Best time to travel to Mozambique

The May to November winter season is when to go to Mozambique for cooler temperatures and the least chance of rain; December to April is the wet summer season although it generally rains in brief but vigorous downpours after which the sun comes out again. Note that January and February is cyclone season in southern Mozambique and there's every chance of a great deal of torrential rain - we'd advise avoiding the Bazaruto Archipelago at this time. If the main focus of your Mozambique holiday is game viewing then the best time to visit Mozambique is during the dry months of August and September when the bush has thinned out and wildlife is concentrated around rivers and waterholes.


Mozi’s capital was formerly named Lourenço Marques after a Portuguese explorer who landed here in 1544. Before Mozamibique’s civil war, Maputo was one of Africa’s most important commercial cities and the main port from where South Africa shipped its mining products. Although the war scars are still visible, it hasn’t lost its distinct Portuguese atmosphere with bakeries on every corner and street-side cafes à la Paris or Buenos Aires. You can also feast on the freshest sea food ever, prepared ‘peri-peri’ (spicy) style. Besides that, Maputo is known for its pumping nightlife. There are a few sights left from pre-war times like the Fort of Nossa Senhora da Conceiao (Our Lady of Conception) and the restored Central Train Station which was built in 1910 by Gustave Eiffel. You will also find a fish and a craft market in town. For an art experience of a different kind, head to Núcleo Arte – a co-operative transforming weapons into art pieces, reflecting the country’s change. The artists are very friendly; they show you how they work and allow you to take pics. For a day out, hop on one of the boats to Inhaca Island. There, you can visit the maritime museum and the historic lighthouse or just go for a leisurely walk. The Maputo Elephant Reserve, south of the capital, covers 104,000 hectares and is famous for its large herds of elephants and flocks of flamingos.

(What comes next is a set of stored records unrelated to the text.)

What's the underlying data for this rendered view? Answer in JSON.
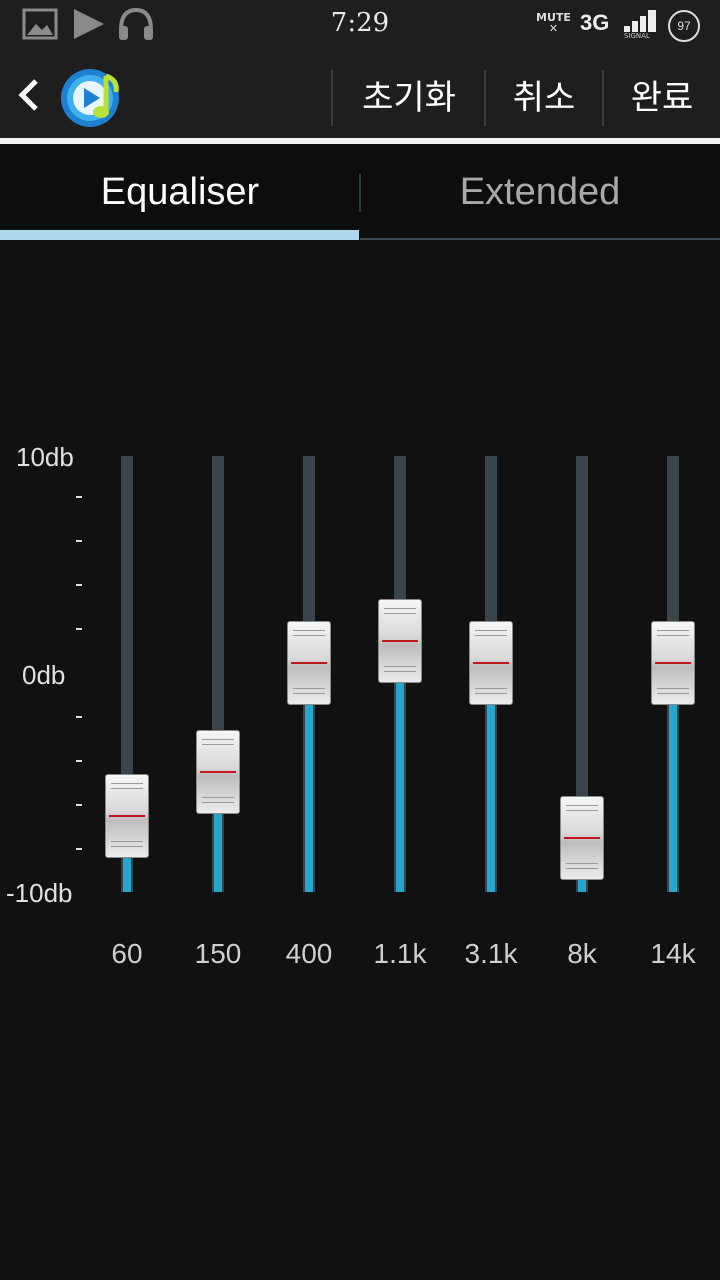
{
  "status_bar": {
    "time": "7:29",
    "icons": [
      "gallery-icon",
      "play-icon",
      "headphones-icon"
    ],
    "mute_label": "MUTE",
    "network": "3G",
    "signal_label": "SIGNAL",
    "battery": "97"
  },
  "action_bar": {
    "back_icon": "chevron-left-icon",
    "app_icon": "music-player-icon",
    "reset_label": "초기화",
    "cancel_label": "취소",
    "done_label": "완료"
  },
  "tabs": {
    "active": "Equaliser",
    "inactive": "Extended"
  },
  "equalizer": {
    "max_label": "10db",
    "mid_label": "0db",
    "min_label": "-10db",
    "range_db": [
      -10,
      10
    ],
    "accent_color": "#26a6cc",
    "bands": [
      {
        "freq": "60",
        "db": -6.5
      },
      {
        "freq": "150",
        "db": -4.5
      },
      {
        "freq": "400",
        "db": 0.5
      },
      {
        "freq": "1.1k",
        "db": 1.5
      },
      {
        "freq": "3.1k",
        "db": 0.5
      },
      {
        "freq": "8k",
        "db": -7.5
      },
      {
        "freq": "14k",
        "db": 0.5
      }
    ]
  }
}
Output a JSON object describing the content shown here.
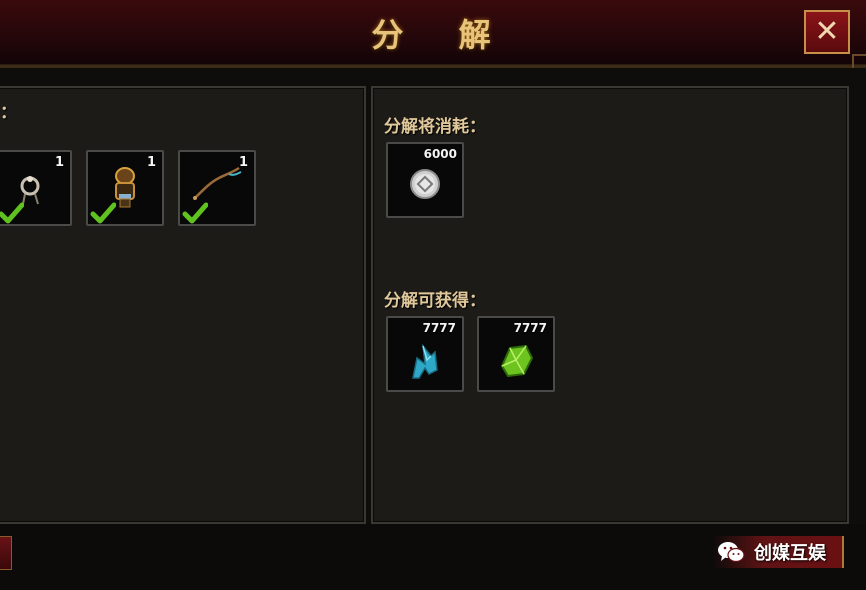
{
  "header": {
    "title": "分 解",
    "close_label": "✕"
  },
  "left_panel": {
    "label_fragment": "：",
    "items": [
      {
        "icon": "ring-icon",
        "count": "1",
        "selected": true
      },
      {
        "icon": "armor-icon",
        "count": "1",
        "selected": true
      },
      {
        "icon": "whip-icon",
        "count": "1",
        "selected": true
      }
    ]
  },
  "right_panel": {
    "cost_label": "分解将消耗：",
    "cost_items": [
      {
        "icon": "silver-coin-icon",
        "count": "6000"
      }
    ],
    "gain_label": "分解可获得：",
    "gain_items": [
      {
        "icon": "blue-crystal-icon",
        "count": "7777"
      },
      {
        "icon": "green-gem-icon",
        "count": "7777"
      }
    ]
  },
  "watermark": {
    "text": "创媒互娱",
    "icon": "wechat-icon"
  },
  "colors": {
    "title_gold": "#e8c47a",
    "label_gold": "#e0c89a",
    "check_green": "#5fc21e",
    "close_red": "#8a1418"
  }
}
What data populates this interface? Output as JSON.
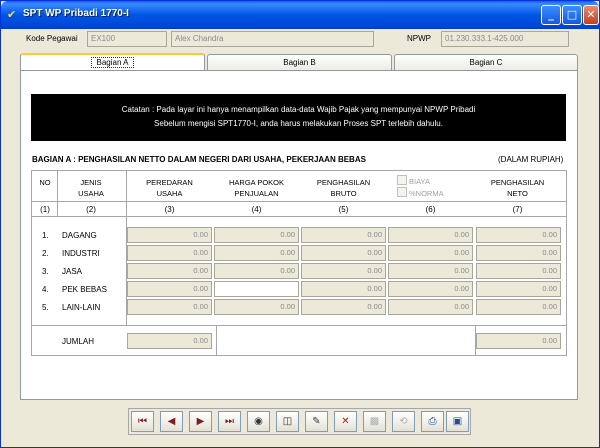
{
  "window": {
    "title": "SPT WP Pribadi 1770-I"
  },
  "header": {
    "kode_label": "Kode Pegawai",
    "kode_value": "EX100",
    "name_value": "Alex Chandra",
    "npwp_label": "NPWP",
    "npwp_value": "01.230.333.1-425.000"
  },
  "tabs": [
    "Bagian A",
    "Bagian B",
    "Bagian C"
  ],
  "note": {
    "line1": "Catatan : Pada layar ini hanya menampilkan data-data Wajib Pajak yang mempunyai NPWP Pribadi",
    "line2": "Sebelum mengisi SPT1770-I, anda harus melakukan Proses SPT terlebih dahulu."
  },
  "section": {
    "title": "BAGIAN A : PENGHASILAN NETTO DALAM NEGERI DARI USAHA, PEKERJAAN BEBAS",
    "unit": "(DALAM RUPIAH)"
  },
  "table": {
    "headers": {
      "no": "NO",
      "jenis1": "JENIS",
      "jenis2": "USAHA",
      "peredaran1": "PEREDARAN",
      "peredaran2": "USAHA",
      "hpp1": "HARGA POKOK",
      "hpp2": "PENJUALAN",
      "bruto1": "PENGHASILAN",
      "bruto2": "BRUTO",
      "biaya": "BIAYA",
      "norma": "%NORMA",
      "neto1": "PENGHASILAN",
      "neto2": "NETO"
    },
    "col_numbers": [
      "(1)",
      "(2)",
      "(3)",
      "(4)",
      "(5)",
      "(6)",
      "(7)"
    ],
    "rows": [
      {
        "no": "1.",
        "name": "DAGANG",
        "c3": "0.00",
        "c4": "0.00",
        "c5": "0.00",
        "c6": "0.00",
        "c7": "0.00"
      },
      {
        "no": "2.",
        "name": "INDUSTRI",
        "c3": "0.00",
        "c4": "0.00",
        "c5": "0.00",
        "c6": "0.00",
        "c7": "0.00"
      },
      {
        "no": "3.",
        "name": "JASA",
        "c3": "0.00",
        "c4": "0.00",
        "c5": "0.00",
        "c6": "0.00",
        "c7": "0.00"
      },
      {
        "no": "4.",
        "name": "PEK BEBAS",
        "c3": "0.00",
        "c4": "",
        "c5": "0.00",
        "c6": "0.00",
        "c7": "0.00"
      },
      {
        "no": "5.",
        "name": "LAIN-LAIN",
        "c3": "0.00",
        "c4": "0.00",
        "c5": "0.00",
        "c6": "0.00",
        "c7": "0.00"
      }
    ],
    "total_label": "JUMLAH",
    "total_c3": "0.00",
    "total_c7": "0.00"
  },
  "toolbar": {
    "buttons": [
      "first-record",
      "previous-record",
      "next-record",
      "last-record",
      "find",
      "new",
      "edit",
      "delete",
      "save",
      "undo",
      "print",
      "exit"
    ]
  }
}
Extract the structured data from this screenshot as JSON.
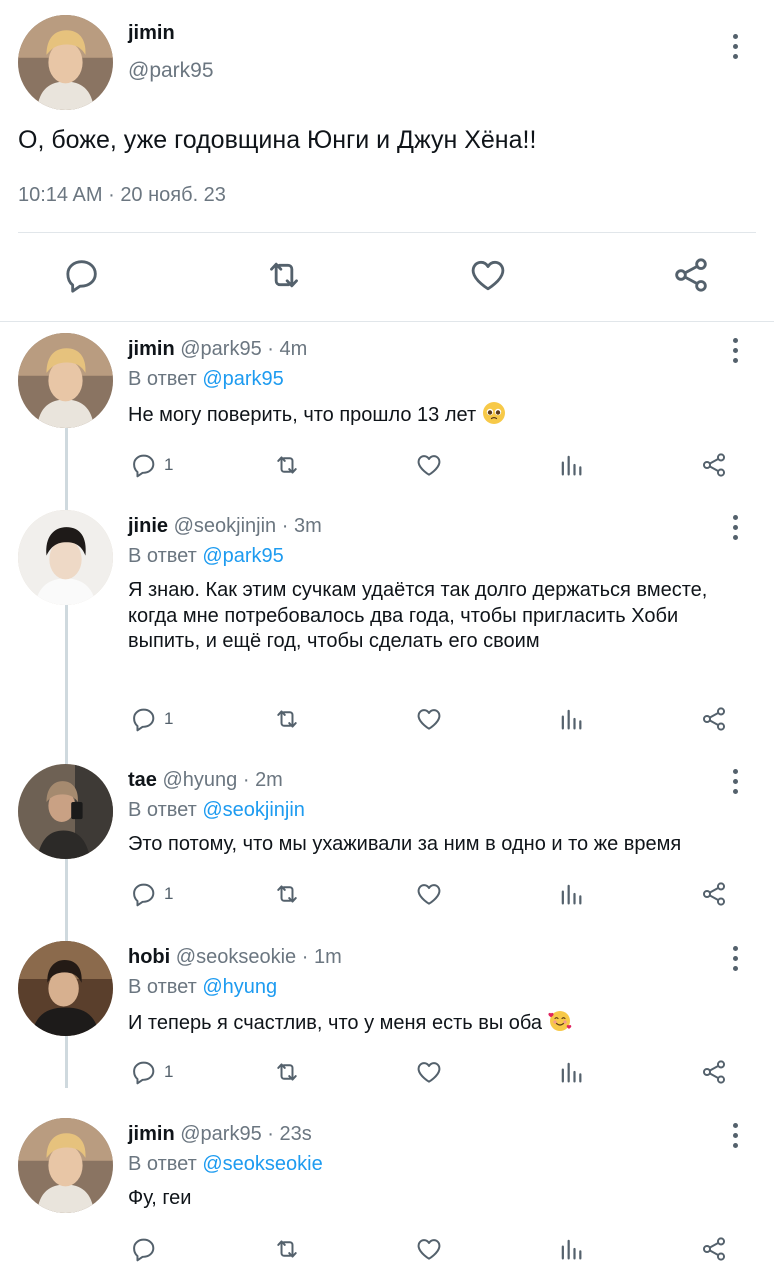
{
  "main": {
    "name": "jimin",
    "handle": "@park95",
    "text": "О, боже, уже годовщина Юнги и Джун Хёна!!",
    "time": "10:14 AM",
    "separator": "·",
    "date": "20 нояб. 23"
  },
  "replies": [
    {
      "name": "jimin",
      "handle": "@park95",
      "sep": "·",
      "time": "4m",
      "reply_prefix": "В ответ",
      "reply_to": "@park95",
      "text": "Не могу поверить, что прошло 13 лет",
      "emoji": "pleading-face",
      "reply_count": "1"
    },
    {
      "name": "jinie",
      "handle": "@seokjinjin",
      "sep": "·",
      "time": "3m",
      "reply_prefix": "В ответ",
      "reply_to": "@park95",
      "text": "Я знаю. Как этим сучкам удаётся так долго держаться вместе, когда мне потребовалось два года, чтобы пригласить Хоби выпить, и ещё год, чтобы сделать его своим",
      "reply_count": "1"
    },
    {
      "name": "tae",
      "handle": "@hyung",
      "sep": "·",
      "time": "2m",
      "reply_prefix": "В ответ",
      "reply_to": "@seokjinjin",
      "text": "Это потому, что мы ухаживали за ним в одно и то же время",
      "reply_count": "1"
    },
    {
      "name": "hobi",
      "handle": "@seokseokie",
      "sep": "·",
      "time": "1m",
      "reply_prefix": "В ответ",
      "reply_to": "@hyung",
      "text": "И теперь я счастлив, что у меня есть вы оба",
      "emoji": "smiling-face-with-hearts",
      "reply_count": "1"
    },
    {
      "name": "jimin",
      "handle": "@park95",
      "sep": "·",
      "time": "23s",
      "reply_prefix": "В ответ",
      "reply_to": "@seokseokie",
      "text": "Фу, геи",
      "reply_count": ""
    }
  ],
  "colors": {
    "mention": "#1d9bf0",
    "secondary": "#6b7680",
    "icon": "#54616c",
    "thread": "#cfd9de"
  }
}
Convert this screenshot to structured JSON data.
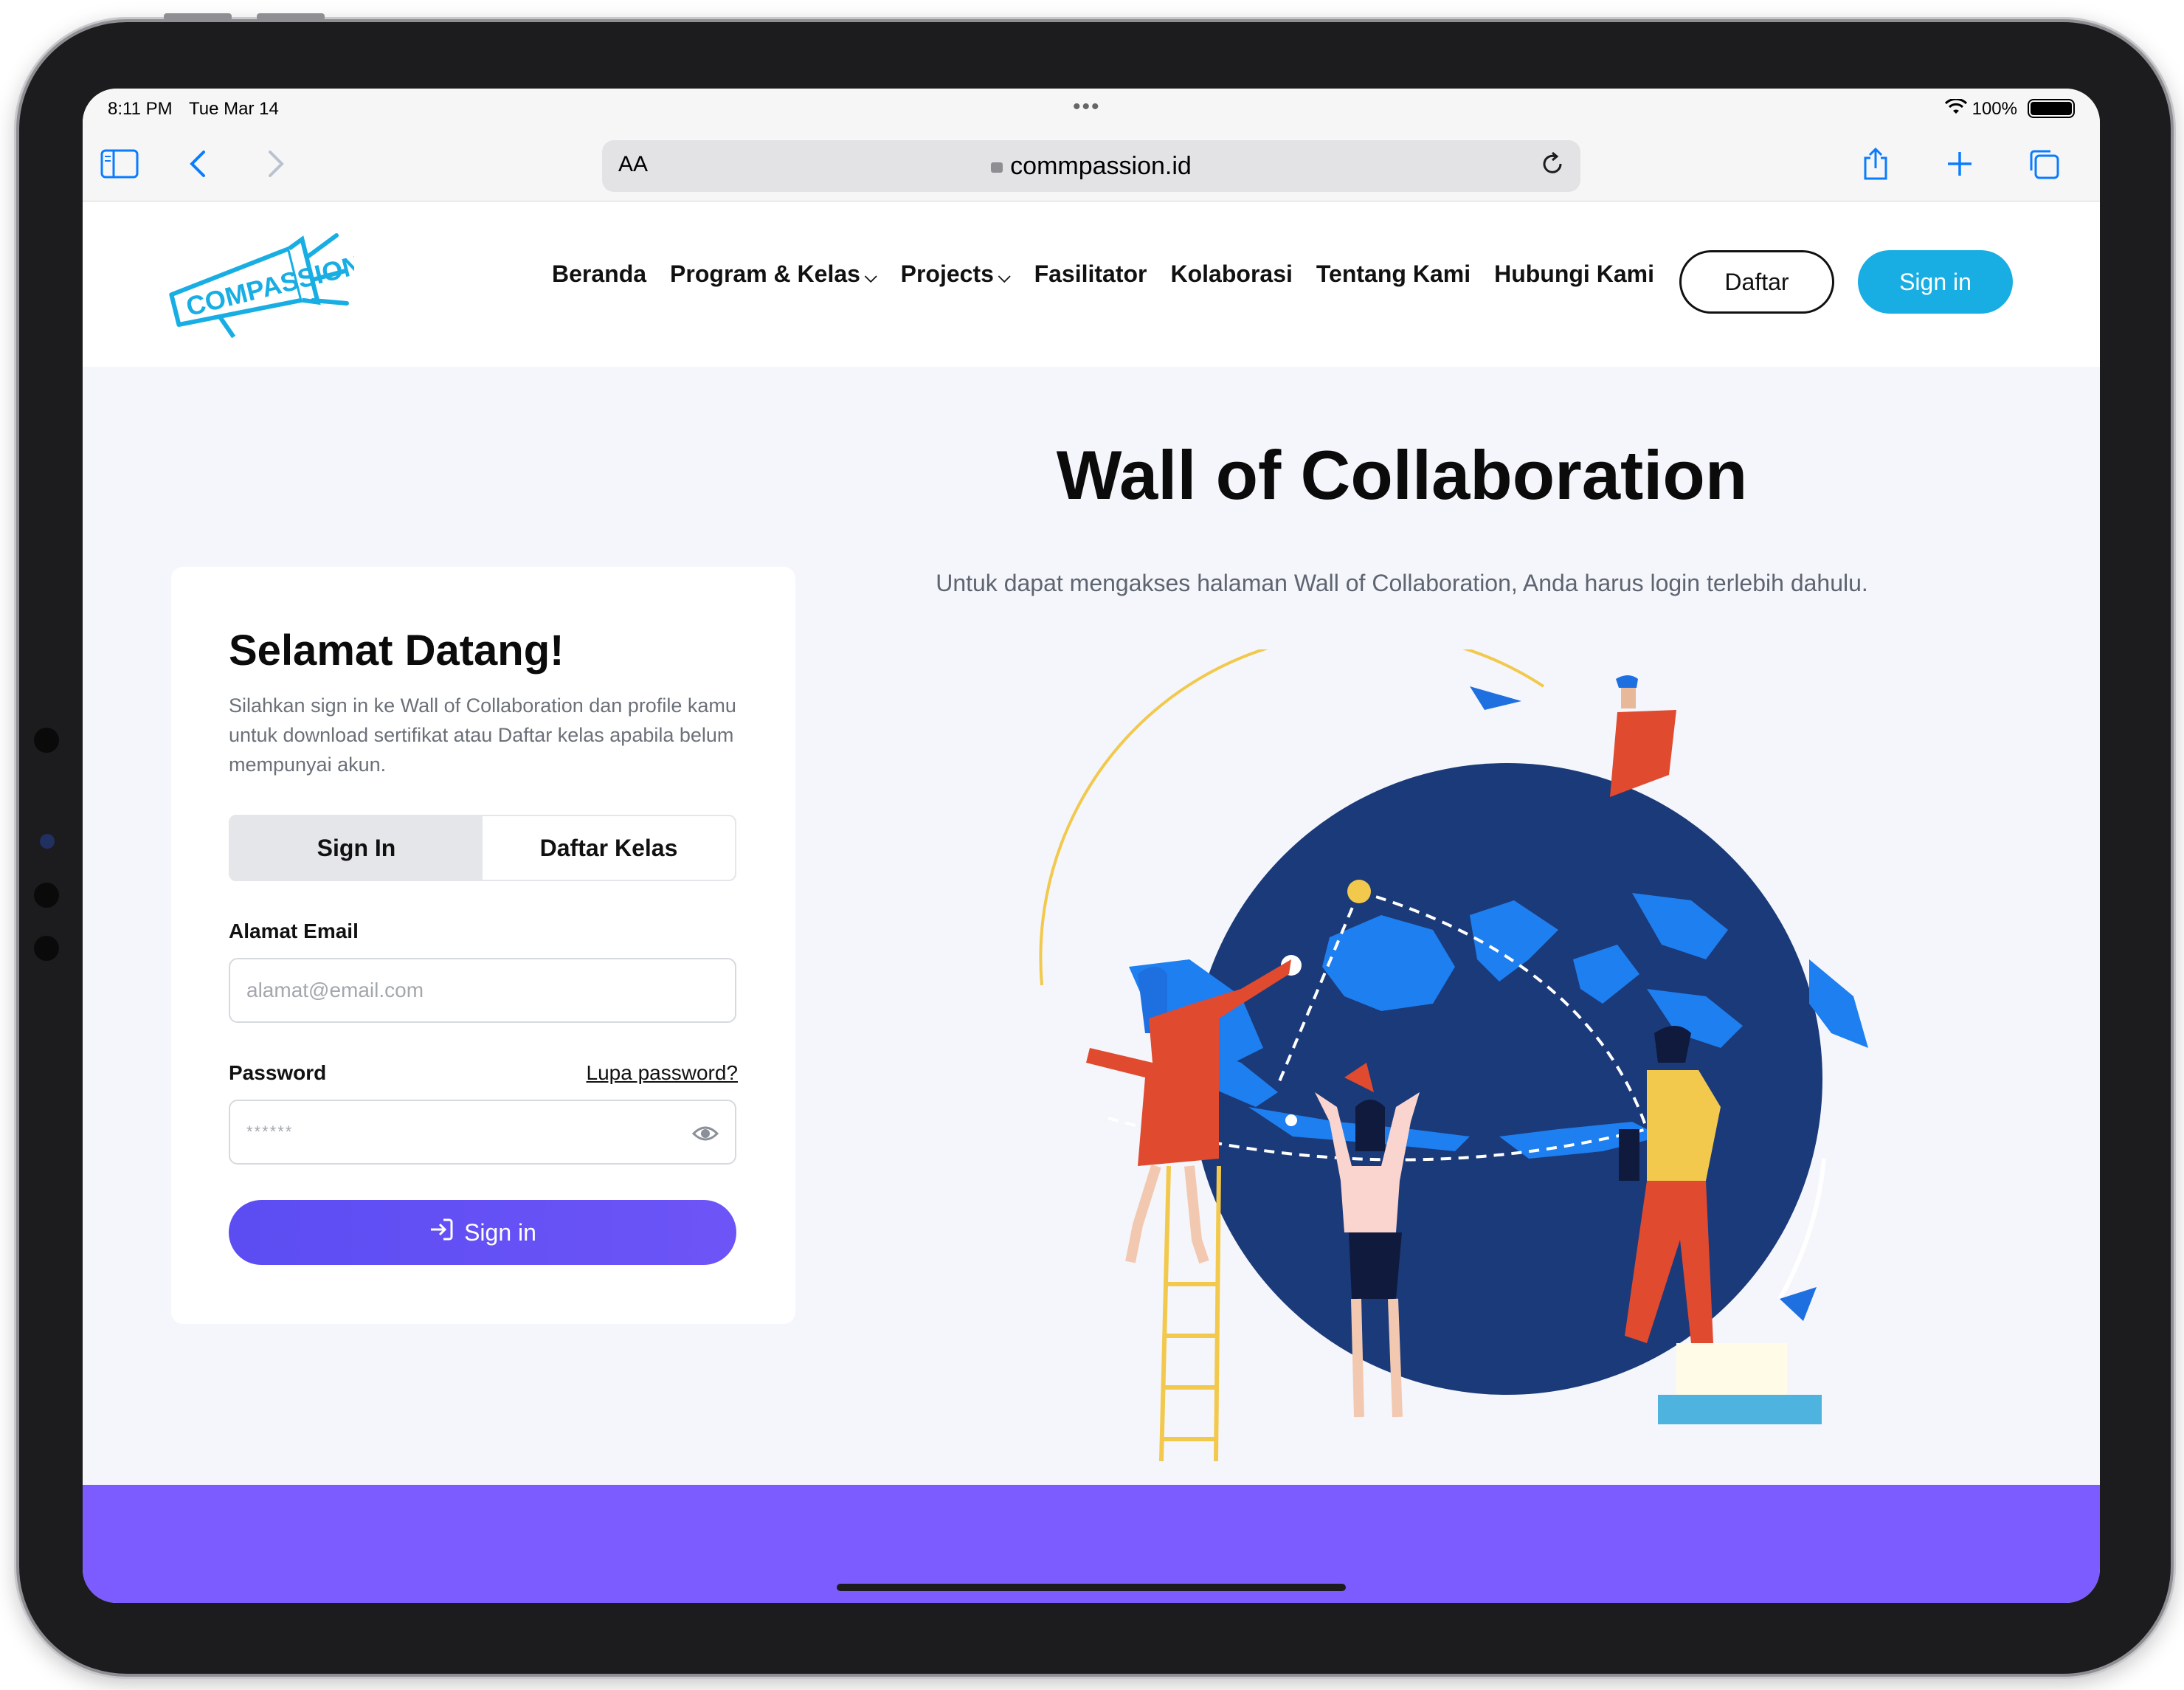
{
  "status_bar": {
    "time": "8:11 PM",
    "date": "Tue Mar 14",
    "battery": "100%"
  },
  "browser": {
    "aa_label": "AA",
    "url": "commpassion.id",
    "icons": [
      "sidebar-icon",
      "back-icon",
      "forward-icon",
      "lock-icon",
      "reload-icon",
      "share-icon",
      "new-tab-icon",
      "tabs-icon"
    ]
  },
  "header": {
    "logo_text": "COMPASSION",
    "nav": [
      {
        "label": "Beranda",
        "dropdown": false
      },
      {
        "label": "Program & Kelas",
        "dropdown": true
      },
      {
        "label": "Projects",
        "dropdown": true
      },
      {
        "label": "Fasilitator",
        "dropdown": false
      },
      {
        "label": "Kolaborasi",
        "dropdown": false
      },
      {
        "label": "Tentang Kami",
        "dropdown": false
      },
      {
        "label": "Hubungi Kami",
        "dropdown": false
      }
    ],
    "daftar_label": "Daftar",
    "signin_label": "Sign in"
  },
  "hero": {
    "title": "Wall of Collaboration",
    "subtitle": "Untuk dapat mengakses halaman Wall of Collaboration, Anda harus login terlebih dahulu."
  },
  "login": {
    "title": "Selamat Datang!",
    "description": "Silahkan sign in ke Wall of Collaboration dan profile kamu untuk download sertifikat atau Daftar kelas apabila belum mempunyai akun.",
    "tabs": [
      {
        "label": "Sign In",
        "active": true
      },
      {
        "label": "Daftar Kelas",
        "active": false
      }
    ],
    "email_label": "Alamat Email",
    "email_placeholder": "alamat@email.com",
    "password_label": "Password",
    "forgot_label": "Lupa password?",
    "password_placeholder": "******",
    "submit_label": "Sign in"
  },
  "colors": {
    "accent_blue": "#18aee4",
    "submit_purple": "#5b4df2",
    "footer_purple": "#7c5bff",
    "globe_navy": "#1b3a7a",
    "map_blue": "#1e7ff0"
  }
}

Established in 1534 as a trading post by the Portuguese, Inhambane is one of the oldest towns in Mozambique. It soon became one of the most important ports of the country. The Portuguese influence can still be seen in many buildings today – the almost 200 years old Cathedral of our Lady of Conception (you can climb the spire for an excellent view); the old governor’s house and the railway station. Also visit the former slave market which today is a Mercado that sells seafood and produce. Most tourists use Inhambane as a gateway to the idyllic beaches of Tofo and, less known, Jangamo, Tofinho and Barra. From the harbour, you can also go on a scenic dhow trip across the bay.

Praia de Barra

Praia de Barra is yet another one of Mozambique’s perfect beaches at the warm Indian Ocean. Water activities include snorkeling, diving, fishing. You can also go on a dhow trip.